  • Grizzly–human conflict management and bear habitat management are high priorities in the recovery zone, which is known as the Primary Conservation Area. Bears are favored when grizzly habitat and other land uses are incompatible; grizzly bears are actively discouraged and controlled in developed areas.
  • State wildlife agencies have primary responsibility to manage grizzly bears outside of national parks, including bears on national forests; national parks manage bears and habitat within their jurisdictions.
  • The grizzly bear population will be sustained at or above 500 bears in the Greater Yellowstone Ecosystem.
  • State and federal wildlife managers will continue to monitor the grizzly population and habitat conditions using the most feasible and accepted techniques.
  • Managers will remove nuisance bears conservatively and within mortality limits outlined above, and with minimal removal of females; they will emphasize removing the human cause of conflict rather than removing a bear.
  • Outside the Primary Conservation Area, states develop management plans, with input from affected groups and individuals, that define where grizzly bears are acceptable.

Legal status of the population
Scientists and managers believe the grizzly bear population has grown robustly since 1983. Grizzlies are raising cubs in all portions of the recovery zone, and cub survival is high. They are also dispersing into new habitat well outside of the recovery zone. Of the estimated 593 grizzlies living in the area, approximately 150 have home ranges wholly or partially in Yellowstone National Park. Other bears range south into the Wind River Range, north through the Gallatin Range, and east of the Absaroka Mountains onto the Plains.

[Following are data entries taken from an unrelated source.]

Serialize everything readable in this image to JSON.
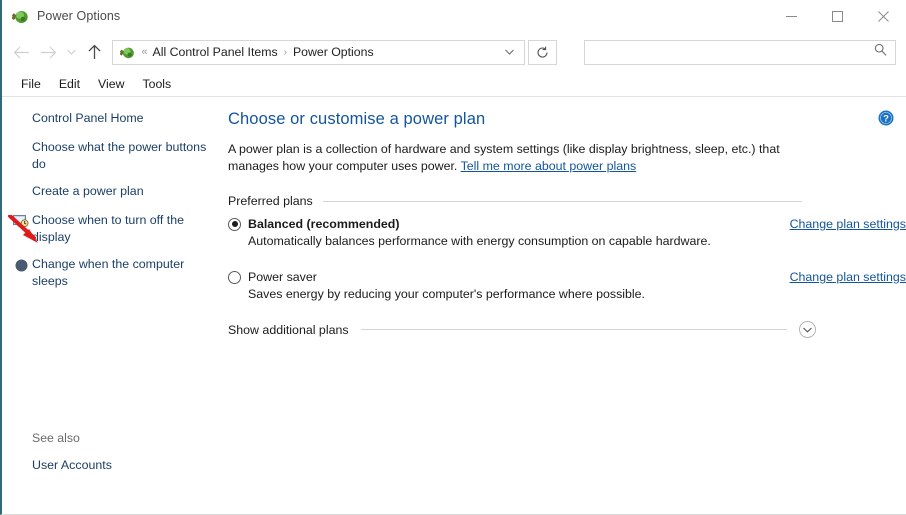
{
  "window": {
    "title": "Power Options",
    "icon": "power-plug-icon",
    "controls": {
      "minimize": "minimize-icon",
      "maximize": "maximize-icon",
      "close": "close-icon"
    }
  },
  "navbar": {
    "back": "back-arrow-icon",
    "forward": "forward-arrow-icon",
    "recent": "chevron-down-icon",
    "up": "up-arrow-icon",
    "address": {
      "icon": "power-plug-icon",
      "overflow": "«",
      "crumb1": "All Control Panel Items",
      "separator": "›",
      "crumb2": "Power Options",
      "dropdown": "chevron-down-icon"
    },
    "refresh": "refresh-icon",
    "search": {
      "value": "",
      "placeholder": "",
      "icon": "search-icon"
    }
  },
  "menubar": {
    "items": [
      {
        "label": "File"
      },
      {
        "label": "Edit"
      },
      {
        "label": "View"
      },
      {
        "label": "Tools"
      }
    ]
  },
  "sidebar": {
    "items": [
      {
        "label": "Control Panel Home",
        "icon": ""
      },
      {
        "label": "Choose what the power buttons do",
        "icon": ""
      },
      {
        "label": "Create a power plan",
        "icon": ""
      },
      {
        "label": "Choose when to turn off the display",
        "icon": "monitor-clock-icon"
      },
      {
        "label": "Change when the computer sleeps",
        "icon": "moon-sleep-icon"
      }
    ],
    "see_also": {
      "heading": "See also",
      "link": "User Accounts"
    },
    "annotation": {
      "type": "red-arrow",
      "points_to": "Choose what the power buttons do",
      "color": "#e01b1b"
    }
  },
  "main": {
    "help": "help-icon",
    "title": "Choose or customise a power plan",
    "intro_before": "A power plan is a collection of hardware and system settings (like display brightness, sleep, etc.) that manages how your computer uses power. ",
    "intro_link": "Tell me more about power plans",
    "preferred_plans_label": "Preferred plans",
    "plans": [
      {
        "name": "Balanced (recommended)",
        "description": "Automatically balances performance with energy consumption on capable hardware.",
        "selected": true,
        "link": "Change plan settings"
      },
      {
        "name": "Power saver",
        "description": "Saves energy by reducing your computer's performance where possible.",
        "selected": false,
        "link": "Change plan settings"
      }
    ],
    "show_additional": {
      "label": "Show additional plans",
      "icon": "chevron-down-circle-icon"
    }
  },
  "colors": {
    "link": "#13559c",
    "title": "#13559c",
    "sidebar_link": "#1b3f66",
    "accent_border": "#2e6b78",
    "annotation": "#e01b1b"
  }
}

For these reasons and because the grizzly bear population in the Greater Yellowstone Ecosystem was determined to be a distinct population segment that met all the population criteria for delisting, the Greater Yellowstone grizzly population was removed from the threatened species list in 2007 by the US Fish and Wildlife Service. Several bear advocacy groups filed lawsuits challenging the decision and some cases are still pending.

Did You Know?

Bear Cubs

Even though the animals of Yellowstone seem tame they are still wild. Feeding the animals is not permitted in any way, and all visitors must keep 100 yards away from wolves and bears, and 25 yards from other animals.